• **YOUR TASK**: Each line with the string "JSON" is to be copied from the records below.

= = =

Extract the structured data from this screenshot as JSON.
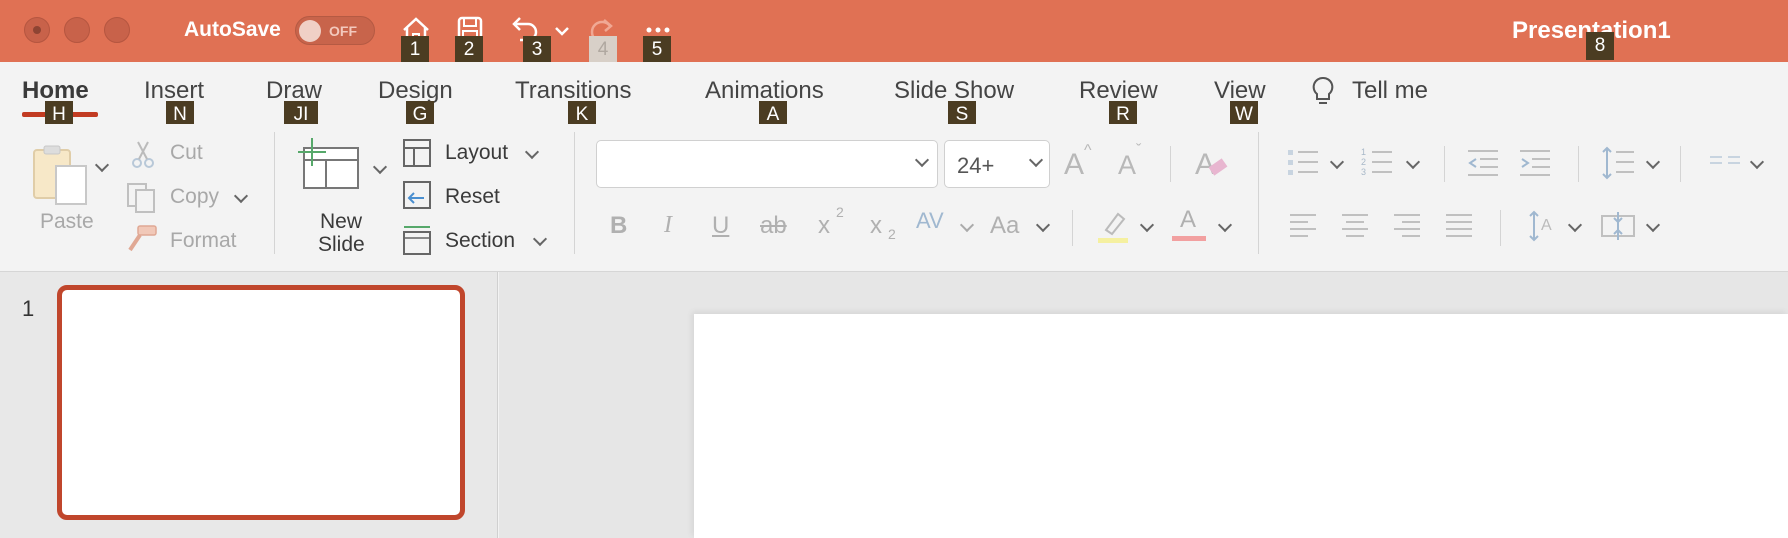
{
  "titlebar": {
    "autosave_label": "AutoSave",
    "autosave_state": "OFF",
    "doc_title": "Presentation1",
    "accent": "#e07154"
  },
  "quick_access": [
    {
      "icon": "home-icon",
      "key": "1"
    },
    {
      "icon": "save-icon",
      "key": "2"
    },
    {
      "icon": "undo-icon",
      "key": "3"
    },
    {
      "icon": "redo-icon",
      "key": "4"
    },
    {
      "icon": "more-icon",
      "key": "5"
    }
  ],
  "title_key": "8",
  "tabs": [
    {
      "label": "Home",
      "key": "H"
    },
    {
      "label": "Insert",
      "key": "N"
    },
    {
      "label": "Draw",
      "key": "JI"
    },
    {
      "label": "Design",
      "key": "G"
    },
    {
      "label": "Transitions",
      "key": "K"
    },
    {
      "label": "Animations",
      "key": "A"
    },
    {
      "label": "Slide Show",
      "key": "S"
    },
    {
      "label": "Review",
      "key": "R"
    },
    {
      "label": "View",
      "key": "W"
    }
  ],
  "tell_me": "Tell me",
  "clipboard": {
    "paste": "Paste",
    "cut": "Cut",
    "copy": "Copy",
    "format": "Format"
  },
  "slides": {
    "new_slide_line1": "New",
    "new_slide_line2": "Slide",
    "layout": "Layout",
    "reset": "Reset",
    "section": "Section"
  },
  "font": {
    "name": "",
    "size": "24+"
  },
  "formatting": {
    "bold": "B",
    "italic": "I",
    "underline": "U",
    "strike": "ab",
    "superscript": "x",
    "subscript": "x",
    "spacing": "AV",
    "change_case": "Aa",
    "grow": "A",
    "shrink": "A",
    "clear": "A",
    "font_color": "A"
  },
  "panel": {
    "slide_number": "1"
  }
}
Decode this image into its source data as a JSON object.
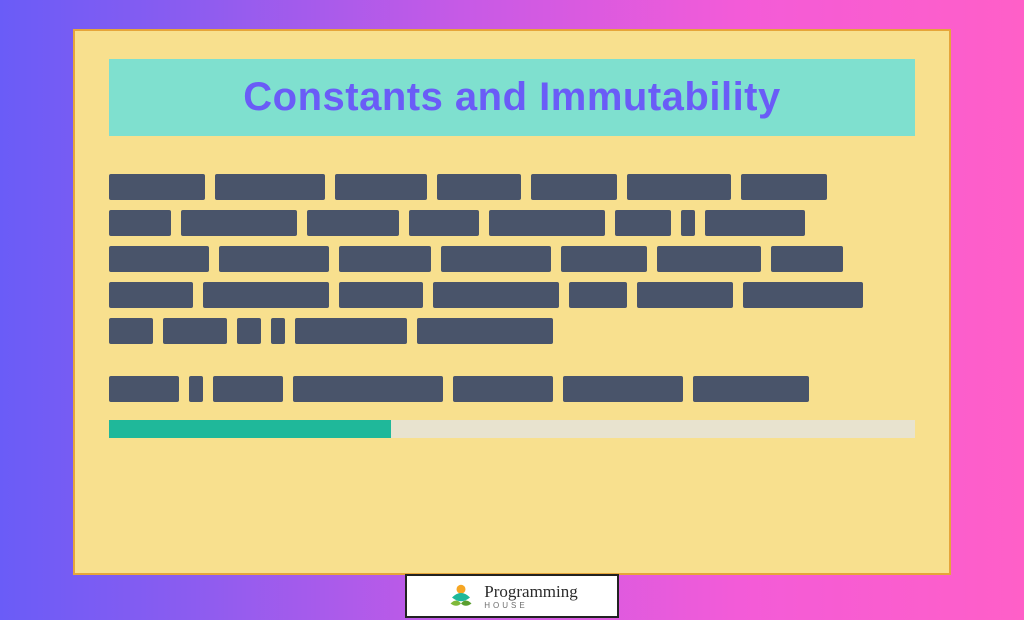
{
  "title": "Constants and Immutability",
  "paragraph_lines": [
    [
      96,
      110,
      92,
      84,
      86,
      104,
      86
    ],
    [
      62,
      116,
      92,
      70,
      116,
      56,
      14,
      100
    ],
    [
      100,
      110,
      92,
      110,
      86,
      104,
      72
    ],
    [
      84,
      126,
      84,
      126,
      58,
      96,
      120
    ],
    [
      44,
      64,
      24,
      14,
      112,
      136
    ]
  ],
  "paragraph_line_2": [
    [
      70,
      14,
      70,
      150,
      100,
      120,
      116
    ]
  ],
  "progress_percent": 35,
  "brand": {
    "name": "Programming",
    "sub": "HOUSE"
  },
  "colors": {
    "word": "#49546a",
    "progress": "#1fb89a"
  }
}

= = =

• **EXERCISE SOLUTION**:
Extract the structured data from this screenshot as JSON.
Decode this image into its source data as a JSON object.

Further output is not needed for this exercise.